Housing help welcomed, but experts warn market could slow
MEASURES in the Budget to help first-time buyers – including proposed cuts to stamp duty for cheaper homes – have been welcomed by property professionals.
But industry experts have also warned that plans to increase stamp duty on higher-value properties could slow the market and they have raised concerns that lower-income Islanders would still struggle to buy a home.
This week Treasury Minister Susie Pinel announced that in her first Budget she intended to change the Island’s stamp duty bands and rates to try to help Islanders get on the property ladder.
Her plans include removing stamp duty on mortgages up to £600,000, which are currently charged at 0.5 per cent. She also hopes to increase the threshold for first-time buyers’ tax relief on properties from £450,000 to £500,000, while adding 0.5 per cent to the standard stamp duty rate for homes worth more than half-a-million pounds.
Roger Trower, the managing director of Broadlands Estates, said that he believed it was ‘about time’ that stamp duty was reduced, labelling it a ‘stealth tax’.
‘It needs to happen. People trying to get on the property ladder need all the help they can get and £1,000 here and there will do that,’ he said.
He added, however, that he disagreed with the proposed increase in stamp duty for higher-priced homes, which he believed would ‘slow the market’.
‘Rather than buying a new property, people will stay where they are. That extra £5,000 they would have to pay could be spent on a new kitchen or bathroom and go into the economy,’ he said. ‘In the UK market, stamp duty is too high, and it has killed the market.’
Jonathan Gough, the head of financial planning for States social housing administrator Andium Homes, said that the plans were an ‘excellent proposal’ for first-time buyers at a time when house prices had been increasing.
‘On the sale of our new-build homes, the stamp duty is often in excess of 1.5 per cent of the open market price, which creates
an additional upfront cash requirement for the purchaser,’ he said. ‘The increase of the threshold to £500,000 for first-time buyers’ tax relief, and the adjustment to stamp duty on mortgages, will provide much-needed assistance.’
Constable Mike Jackson, chairman of the Environment, Housing and Infrastructure Scrutiny Panel, said he was concerned that there might not be sufficient housing, if more demand is generated by the stamp duty cuts.
‘Most of the family homes are in a more expensive bracket, so providing help for people buying homes for less than £500,000 won’t help much with that,’ he said.
‘And we don’t how much supply of housing there is. It would be interesting to see the States figures on that.
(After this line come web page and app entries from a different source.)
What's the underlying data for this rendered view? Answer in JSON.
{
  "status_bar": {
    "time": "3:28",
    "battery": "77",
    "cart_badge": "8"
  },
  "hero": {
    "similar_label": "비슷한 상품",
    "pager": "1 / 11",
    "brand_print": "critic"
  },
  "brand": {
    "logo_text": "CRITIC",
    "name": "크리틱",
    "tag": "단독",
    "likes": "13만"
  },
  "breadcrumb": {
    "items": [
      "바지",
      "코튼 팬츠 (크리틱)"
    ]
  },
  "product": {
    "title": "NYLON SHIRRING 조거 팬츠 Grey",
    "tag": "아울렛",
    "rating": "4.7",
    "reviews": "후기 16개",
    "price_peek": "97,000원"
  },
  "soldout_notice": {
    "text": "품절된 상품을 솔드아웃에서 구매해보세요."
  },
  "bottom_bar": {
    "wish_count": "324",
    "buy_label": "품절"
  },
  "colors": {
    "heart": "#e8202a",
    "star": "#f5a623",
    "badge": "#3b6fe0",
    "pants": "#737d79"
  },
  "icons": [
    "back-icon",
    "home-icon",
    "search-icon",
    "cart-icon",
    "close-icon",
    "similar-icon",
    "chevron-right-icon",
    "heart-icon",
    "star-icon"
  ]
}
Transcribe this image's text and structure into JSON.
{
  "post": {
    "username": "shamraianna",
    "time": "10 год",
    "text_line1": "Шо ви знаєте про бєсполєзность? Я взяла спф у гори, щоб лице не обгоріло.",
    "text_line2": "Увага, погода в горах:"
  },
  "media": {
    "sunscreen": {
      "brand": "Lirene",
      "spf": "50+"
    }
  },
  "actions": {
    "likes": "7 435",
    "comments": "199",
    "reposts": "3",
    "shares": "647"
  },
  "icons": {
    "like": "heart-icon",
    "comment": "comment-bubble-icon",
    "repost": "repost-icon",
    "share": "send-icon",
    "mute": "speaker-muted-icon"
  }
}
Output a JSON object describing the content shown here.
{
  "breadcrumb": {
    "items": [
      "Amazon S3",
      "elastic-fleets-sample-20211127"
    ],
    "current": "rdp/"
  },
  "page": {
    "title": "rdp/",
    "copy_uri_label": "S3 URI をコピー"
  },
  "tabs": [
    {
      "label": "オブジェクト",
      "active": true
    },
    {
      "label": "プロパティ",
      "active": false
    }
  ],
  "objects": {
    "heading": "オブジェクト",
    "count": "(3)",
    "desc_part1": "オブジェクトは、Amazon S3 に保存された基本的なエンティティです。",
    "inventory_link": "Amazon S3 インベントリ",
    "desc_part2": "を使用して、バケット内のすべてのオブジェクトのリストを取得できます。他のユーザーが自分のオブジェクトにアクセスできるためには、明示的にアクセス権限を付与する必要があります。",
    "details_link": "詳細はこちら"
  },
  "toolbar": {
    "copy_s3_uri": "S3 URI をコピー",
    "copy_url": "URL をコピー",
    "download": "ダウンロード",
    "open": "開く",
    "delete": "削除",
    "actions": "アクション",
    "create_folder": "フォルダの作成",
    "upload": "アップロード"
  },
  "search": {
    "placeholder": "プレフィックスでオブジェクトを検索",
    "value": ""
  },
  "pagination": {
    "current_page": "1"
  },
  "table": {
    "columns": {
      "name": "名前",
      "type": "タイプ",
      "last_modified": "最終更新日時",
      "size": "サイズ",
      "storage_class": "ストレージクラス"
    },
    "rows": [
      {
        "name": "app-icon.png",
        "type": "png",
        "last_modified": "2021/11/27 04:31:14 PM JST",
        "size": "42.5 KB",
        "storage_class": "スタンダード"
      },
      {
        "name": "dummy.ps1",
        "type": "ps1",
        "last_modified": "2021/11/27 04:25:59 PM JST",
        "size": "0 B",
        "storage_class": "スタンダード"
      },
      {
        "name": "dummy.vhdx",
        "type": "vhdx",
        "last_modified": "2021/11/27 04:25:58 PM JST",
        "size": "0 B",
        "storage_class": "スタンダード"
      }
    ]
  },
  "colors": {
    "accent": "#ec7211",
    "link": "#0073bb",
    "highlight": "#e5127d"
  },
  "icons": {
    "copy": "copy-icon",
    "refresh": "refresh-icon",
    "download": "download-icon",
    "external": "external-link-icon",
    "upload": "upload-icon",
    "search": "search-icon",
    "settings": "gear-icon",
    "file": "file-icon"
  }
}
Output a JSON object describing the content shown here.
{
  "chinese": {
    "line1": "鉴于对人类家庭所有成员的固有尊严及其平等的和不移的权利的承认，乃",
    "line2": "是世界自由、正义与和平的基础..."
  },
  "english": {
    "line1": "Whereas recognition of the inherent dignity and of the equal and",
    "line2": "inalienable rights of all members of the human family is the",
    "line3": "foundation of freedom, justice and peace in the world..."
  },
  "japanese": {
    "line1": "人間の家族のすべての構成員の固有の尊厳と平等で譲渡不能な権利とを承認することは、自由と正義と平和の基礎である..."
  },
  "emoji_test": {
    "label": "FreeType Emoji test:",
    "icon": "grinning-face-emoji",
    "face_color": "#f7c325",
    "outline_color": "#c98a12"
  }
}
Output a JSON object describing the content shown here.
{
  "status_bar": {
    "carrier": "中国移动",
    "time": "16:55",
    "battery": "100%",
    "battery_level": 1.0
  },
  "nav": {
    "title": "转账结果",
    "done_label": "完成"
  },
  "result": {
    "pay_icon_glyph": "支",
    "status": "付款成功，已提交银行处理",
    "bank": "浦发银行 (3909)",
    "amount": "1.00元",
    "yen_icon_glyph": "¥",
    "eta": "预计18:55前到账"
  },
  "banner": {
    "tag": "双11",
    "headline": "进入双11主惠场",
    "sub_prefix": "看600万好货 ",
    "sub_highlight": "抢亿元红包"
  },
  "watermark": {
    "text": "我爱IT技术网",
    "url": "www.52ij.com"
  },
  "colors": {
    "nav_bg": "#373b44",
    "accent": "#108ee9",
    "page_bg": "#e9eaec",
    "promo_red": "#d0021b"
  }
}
These measures will help people trying to get onto the property market but it’s no good doing this if there isn’t a supply of homes there.’
His colleague on the panel, Deputy Kirsten Morel, added that it was ‘imperative’ that the States ensured that house prices were controlled if demand increases.
‘The problem with making it easier to buy is that demand will increase, which could force prices up,’ he said. ‘It is imperative that the government analyses what tools it has to manage supply, and control the housing market.’